What needs to be done: Report every line of the records beneath this task that holds the string "course".

Entries shown:
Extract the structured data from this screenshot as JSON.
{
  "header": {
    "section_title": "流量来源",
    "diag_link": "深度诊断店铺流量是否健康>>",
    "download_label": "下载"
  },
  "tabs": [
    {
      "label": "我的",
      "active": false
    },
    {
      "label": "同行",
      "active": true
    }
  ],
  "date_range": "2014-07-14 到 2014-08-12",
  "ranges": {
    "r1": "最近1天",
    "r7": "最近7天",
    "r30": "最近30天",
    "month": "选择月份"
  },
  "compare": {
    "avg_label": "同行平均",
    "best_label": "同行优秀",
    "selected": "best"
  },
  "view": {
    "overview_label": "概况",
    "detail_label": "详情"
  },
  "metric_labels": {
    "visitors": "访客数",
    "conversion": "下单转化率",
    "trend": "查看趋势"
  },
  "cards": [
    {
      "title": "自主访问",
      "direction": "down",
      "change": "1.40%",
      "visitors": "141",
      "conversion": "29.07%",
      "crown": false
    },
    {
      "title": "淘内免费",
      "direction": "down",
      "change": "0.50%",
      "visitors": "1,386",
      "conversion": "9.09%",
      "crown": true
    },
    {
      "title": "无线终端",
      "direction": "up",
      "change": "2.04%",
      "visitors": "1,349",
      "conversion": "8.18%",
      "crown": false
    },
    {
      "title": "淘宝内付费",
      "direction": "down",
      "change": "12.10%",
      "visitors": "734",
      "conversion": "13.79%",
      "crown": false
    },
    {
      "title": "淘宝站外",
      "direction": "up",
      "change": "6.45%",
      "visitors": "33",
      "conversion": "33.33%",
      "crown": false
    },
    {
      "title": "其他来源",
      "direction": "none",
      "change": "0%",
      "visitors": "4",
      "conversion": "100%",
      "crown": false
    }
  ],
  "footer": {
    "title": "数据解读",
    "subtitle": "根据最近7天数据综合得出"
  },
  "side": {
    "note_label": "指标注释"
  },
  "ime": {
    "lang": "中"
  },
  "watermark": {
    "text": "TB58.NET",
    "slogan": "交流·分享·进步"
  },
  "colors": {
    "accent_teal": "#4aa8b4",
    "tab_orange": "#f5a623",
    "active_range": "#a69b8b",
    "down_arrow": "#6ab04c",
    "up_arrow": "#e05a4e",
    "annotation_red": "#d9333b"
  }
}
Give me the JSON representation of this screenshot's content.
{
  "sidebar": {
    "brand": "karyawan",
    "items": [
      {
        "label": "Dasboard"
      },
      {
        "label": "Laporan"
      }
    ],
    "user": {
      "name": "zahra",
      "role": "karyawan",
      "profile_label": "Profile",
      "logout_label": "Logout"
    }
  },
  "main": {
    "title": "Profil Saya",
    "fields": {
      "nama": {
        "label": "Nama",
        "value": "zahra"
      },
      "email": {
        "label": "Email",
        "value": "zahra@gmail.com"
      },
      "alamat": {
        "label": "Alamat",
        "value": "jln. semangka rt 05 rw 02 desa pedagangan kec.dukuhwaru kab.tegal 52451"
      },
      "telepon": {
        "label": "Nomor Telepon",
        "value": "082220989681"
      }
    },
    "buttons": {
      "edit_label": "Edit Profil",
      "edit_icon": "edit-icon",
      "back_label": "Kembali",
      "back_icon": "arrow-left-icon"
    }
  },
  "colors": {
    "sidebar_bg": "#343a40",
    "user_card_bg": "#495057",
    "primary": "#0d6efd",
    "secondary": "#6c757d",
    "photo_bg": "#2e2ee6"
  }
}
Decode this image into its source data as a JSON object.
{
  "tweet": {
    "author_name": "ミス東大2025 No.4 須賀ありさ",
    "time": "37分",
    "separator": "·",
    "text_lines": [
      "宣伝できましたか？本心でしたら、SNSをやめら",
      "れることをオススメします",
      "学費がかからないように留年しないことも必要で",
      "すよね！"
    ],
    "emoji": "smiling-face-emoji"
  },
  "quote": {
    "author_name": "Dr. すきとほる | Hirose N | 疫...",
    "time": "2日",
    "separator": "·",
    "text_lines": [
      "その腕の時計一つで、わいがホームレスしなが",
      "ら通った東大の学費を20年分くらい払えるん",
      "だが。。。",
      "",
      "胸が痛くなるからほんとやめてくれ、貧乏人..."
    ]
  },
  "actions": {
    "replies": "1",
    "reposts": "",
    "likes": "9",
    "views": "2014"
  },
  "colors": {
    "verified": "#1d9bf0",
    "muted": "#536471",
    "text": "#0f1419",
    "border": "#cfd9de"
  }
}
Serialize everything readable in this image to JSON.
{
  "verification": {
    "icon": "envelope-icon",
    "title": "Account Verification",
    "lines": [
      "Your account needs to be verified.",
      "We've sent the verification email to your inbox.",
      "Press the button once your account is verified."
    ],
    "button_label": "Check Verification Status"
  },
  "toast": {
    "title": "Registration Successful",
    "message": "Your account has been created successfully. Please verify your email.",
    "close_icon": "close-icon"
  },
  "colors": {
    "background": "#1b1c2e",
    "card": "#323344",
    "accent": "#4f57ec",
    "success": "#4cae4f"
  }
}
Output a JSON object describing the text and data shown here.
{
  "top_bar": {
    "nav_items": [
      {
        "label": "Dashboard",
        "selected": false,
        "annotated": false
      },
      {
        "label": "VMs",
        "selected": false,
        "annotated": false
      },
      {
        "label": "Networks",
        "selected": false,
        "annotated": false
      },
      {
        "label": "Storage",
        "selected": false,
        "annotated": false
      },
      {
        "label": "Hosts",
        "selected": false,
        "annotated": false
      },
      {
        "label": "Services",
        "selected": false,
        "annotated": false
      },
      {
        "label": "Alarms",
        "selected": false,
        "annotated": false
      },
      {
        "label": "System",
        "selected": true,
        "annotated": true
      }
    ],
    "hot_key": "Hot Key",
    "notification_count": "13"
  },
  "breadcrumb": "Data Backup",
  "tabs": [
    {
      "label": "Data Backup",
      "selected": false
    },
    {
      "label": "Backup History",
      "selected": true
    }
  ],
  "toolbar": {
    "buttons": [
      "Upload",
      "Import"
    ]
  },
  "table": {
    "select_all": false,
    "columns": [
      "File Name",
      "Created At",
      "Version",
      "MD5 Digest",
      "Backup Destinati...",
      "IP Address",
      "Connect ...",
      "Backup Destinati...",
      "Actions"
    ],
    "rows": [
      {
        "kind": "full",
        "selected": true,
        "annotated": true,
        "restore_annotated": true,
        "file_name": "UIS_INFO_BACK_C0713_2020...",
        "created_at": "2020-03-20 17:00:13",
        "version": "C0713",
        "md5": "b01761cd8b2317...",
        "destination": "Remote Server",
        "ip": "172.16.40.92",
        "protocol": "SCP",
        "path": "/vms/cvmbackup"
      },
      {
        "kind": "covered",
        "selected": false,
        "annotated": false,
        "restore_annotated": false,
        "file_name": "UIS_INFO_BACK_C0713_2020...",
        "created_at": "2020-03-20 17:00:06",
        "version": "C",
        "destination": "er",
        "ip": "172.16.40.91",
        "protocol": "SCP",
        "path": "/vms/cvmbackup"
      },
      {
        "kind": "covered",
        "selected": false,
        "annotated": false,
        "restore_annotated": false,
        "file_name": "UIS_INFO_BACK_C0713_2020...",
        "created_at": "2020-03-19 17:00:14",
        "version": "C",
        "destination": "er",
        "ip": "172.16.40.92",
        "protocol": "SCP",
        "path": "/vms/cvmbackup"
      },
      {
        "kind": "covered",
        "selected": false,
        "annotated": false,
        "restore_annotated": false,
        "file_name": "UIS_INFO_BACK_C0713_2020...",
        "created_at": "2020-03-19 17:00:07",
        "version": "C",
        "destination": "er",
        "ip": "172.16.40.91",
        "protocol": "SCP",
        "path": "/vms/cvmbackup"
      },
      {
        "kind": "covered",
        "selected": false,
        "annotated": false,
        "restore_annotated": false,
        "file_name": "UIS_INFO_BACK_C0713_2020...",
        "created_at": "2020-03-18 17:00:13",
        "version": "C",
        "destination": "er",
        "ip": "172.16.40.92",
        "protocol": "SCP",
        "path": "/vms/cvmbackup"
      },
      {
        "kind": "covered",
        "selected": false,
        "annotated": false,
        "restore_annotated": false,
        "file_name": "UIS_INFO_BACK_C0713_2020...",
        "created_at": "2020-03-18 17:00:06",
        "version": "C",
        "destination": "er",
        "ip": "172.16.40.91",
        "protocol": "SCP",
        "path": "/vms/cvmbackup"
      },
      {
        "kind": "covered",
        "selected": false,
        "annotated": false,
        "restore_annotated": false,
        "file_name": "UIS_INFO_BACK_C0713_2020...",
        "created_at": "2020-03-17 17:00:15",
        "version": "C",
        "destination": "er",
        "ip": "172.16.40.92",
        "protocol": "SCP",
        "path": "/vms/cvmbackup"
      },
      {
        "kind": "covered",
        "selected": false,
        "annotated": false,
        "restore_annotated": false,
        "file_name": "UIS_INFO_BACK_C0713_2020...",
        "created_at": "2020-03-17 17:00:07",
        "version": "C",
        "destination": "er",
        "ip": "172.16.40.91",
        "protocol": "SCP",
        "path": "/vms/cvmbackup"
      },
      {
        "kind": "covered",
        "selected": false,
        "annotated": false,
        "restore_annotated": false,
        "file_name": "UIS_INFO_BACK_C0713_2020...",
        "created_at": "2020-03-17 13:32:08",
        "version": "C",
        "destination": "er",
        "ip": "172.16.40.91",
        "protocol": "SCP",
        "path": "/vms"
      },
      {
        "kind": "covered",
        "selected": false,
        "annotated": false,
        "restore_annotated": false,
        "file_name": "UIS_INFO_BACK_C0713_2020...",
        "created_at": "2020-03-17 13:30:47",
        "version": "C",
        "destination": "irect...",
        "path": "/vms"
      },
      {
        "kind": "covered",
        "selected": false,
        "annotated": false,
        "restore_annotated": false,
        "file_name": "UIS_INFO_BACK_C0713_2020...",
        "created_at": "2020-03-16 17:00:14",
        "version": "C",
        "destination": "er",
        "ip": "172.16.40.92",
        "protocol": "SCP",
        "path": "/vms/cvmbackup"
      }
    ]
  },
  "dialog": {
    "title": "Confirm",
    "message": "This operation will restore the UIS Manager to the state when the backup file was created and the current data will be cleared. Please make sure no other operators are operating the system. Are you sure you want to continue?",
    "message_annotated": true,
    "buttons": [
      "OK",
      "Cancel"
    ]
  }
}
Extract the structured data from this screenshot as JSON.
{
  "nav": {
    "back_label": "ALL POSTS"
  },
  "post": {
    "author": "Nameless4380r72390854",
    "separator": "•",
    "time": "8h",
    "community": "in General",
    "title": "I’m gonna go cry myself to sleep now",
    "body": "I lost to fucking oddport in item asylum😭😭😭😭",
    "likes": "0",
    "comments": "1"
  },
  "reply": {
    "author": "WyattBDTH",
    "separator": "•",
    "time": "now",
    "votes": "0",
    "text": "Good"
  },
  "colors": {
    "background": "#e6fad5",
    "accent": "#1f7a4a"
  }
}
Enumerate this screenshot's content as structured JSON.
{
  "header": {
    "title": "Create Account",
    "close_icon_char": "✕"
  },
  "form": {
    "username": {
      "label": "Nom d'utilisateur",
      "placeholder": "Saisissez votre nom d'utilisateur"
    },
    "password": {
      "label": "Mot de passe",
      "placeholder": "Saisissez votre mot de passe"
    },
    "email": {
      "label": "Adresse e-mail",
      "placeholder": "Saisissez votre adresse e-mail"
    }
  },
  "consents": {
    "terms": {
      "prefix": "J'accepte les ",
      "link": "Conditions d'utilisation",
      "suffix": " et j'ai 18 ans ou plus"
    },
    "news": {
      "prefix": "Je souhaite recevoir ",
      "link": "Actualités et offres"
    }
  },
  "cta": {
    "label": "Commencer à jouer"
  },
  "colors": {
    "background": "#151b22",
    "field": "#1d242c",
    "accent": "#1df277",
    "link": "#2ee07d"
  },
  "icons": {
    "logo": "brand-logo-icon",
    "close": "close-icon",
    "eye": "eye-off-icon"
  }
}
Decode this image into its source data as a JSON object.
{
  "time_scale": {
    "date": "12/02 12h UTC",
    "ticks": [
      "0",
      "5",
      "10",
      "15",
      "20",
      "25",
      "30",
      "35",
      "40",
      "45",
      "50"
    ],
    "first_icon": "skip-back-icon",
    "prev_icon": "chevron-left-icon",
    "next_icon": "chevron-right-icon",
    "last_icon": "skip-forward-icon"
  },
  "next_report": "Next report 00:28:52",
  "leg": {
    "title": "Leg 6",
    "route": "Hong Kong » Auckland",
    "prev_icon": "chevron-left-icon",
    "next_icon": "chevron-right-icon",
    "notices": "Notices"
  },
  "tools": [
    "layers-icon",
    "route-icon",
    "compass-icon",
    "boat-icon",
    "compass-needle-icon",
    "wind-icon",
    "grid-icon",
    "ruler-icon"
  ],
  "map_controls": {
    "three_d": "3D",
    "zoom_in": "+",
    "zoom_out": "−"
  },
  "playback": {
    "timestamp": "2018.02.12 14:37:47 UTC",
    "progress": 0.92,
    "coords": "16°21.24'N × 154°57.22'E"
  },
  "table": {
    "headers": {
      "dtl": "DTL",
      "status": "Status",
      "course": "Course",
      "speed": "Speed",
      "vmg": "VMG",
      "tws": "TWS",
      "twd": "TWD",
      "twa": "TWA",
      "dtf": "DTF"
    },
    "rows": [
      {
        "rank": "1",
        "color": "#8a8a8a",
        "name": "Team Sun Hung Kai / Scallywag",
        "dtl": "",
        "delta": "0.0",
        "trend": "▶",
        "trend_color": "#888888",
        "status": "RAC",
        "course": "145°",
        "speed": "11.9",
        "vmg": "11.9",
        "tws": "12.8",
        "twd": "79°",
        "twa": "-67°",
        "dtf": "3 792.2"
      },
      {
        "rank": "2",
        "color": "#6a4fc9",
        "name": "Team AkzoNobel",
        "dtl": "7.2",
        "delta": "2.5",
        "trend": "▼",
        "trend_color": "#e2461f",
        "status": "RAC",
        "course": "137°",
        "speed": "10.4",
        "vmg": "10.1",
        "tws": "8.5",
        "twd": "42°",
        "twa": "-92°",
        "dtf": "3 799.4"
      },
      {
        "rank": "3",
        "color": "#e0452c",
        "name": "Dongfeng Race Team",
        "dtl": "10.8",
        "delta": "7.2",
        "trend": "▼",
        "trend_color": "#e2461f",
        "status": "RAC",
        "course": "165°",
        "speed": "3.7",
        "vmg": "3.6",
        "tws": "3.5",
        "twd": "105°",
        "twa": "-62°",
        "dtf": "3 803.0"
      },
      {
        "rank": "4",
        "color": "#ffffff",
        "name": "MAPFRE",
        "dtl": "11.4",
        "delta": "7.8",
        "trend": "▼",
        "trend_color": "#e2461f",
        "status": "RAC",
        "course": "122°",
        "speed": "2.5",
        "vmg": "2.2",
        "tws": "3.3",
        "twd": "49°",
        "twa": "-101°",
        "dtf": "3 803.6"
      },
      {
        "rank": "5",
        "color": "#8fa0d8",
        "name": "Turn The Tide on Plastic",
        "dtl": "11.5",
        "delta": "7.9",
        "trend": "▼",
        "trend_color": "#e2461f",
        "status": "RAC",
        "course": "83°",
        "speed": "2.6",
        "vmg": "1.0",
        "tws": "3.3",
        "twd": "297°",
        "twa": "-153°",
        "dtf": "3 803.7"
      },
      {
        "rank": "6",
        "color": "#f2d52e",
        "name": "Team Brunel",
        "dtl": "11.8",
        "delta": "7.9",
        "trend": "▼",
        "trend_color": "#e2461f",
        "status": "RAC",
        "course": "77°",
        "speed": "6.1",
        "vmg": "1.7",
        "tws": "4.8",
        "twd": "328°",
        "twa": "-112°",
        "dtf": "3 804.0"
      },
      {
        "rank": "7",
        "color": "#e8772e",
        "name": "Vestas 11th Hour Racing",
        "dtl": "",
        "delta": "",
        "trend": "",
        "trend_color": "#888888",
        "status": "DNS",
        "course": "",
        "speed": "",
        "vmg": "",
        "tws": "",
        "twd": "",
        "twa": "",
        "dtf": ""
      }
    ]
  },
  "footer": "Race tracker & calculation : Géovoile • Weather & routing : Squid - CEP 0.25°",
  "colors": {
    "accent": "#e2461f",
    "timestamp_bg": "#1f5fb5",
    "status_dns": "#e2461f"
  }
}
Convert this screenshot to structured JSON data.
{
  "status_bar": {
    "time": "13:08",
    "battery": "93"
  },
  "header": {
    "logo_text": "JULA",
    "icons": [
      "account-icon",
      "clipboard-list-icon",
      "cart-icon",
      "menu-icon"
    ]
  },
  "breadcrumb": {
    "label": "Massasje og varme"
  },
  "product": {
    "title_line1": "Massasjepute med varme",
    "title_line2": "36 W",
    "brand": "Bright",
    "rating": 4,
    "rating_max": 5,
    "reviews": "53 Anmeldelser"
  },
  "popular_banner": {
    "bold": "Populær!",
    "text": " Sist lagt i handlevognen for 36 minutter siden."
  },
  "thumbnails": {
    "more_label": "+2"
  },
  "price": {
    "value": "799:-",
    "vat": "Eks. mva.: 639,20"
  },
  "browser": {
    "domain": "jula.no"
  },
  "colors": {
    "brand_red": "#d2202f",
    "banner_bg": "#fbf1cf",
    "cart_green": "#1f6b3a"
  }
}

Answer:
      "course": "Course",
        "course": "145°",
        "course": "137°",
        "course": "165°",
        "course": "122°",
        "course": "83°",
        "course": "77°",
        "course": "",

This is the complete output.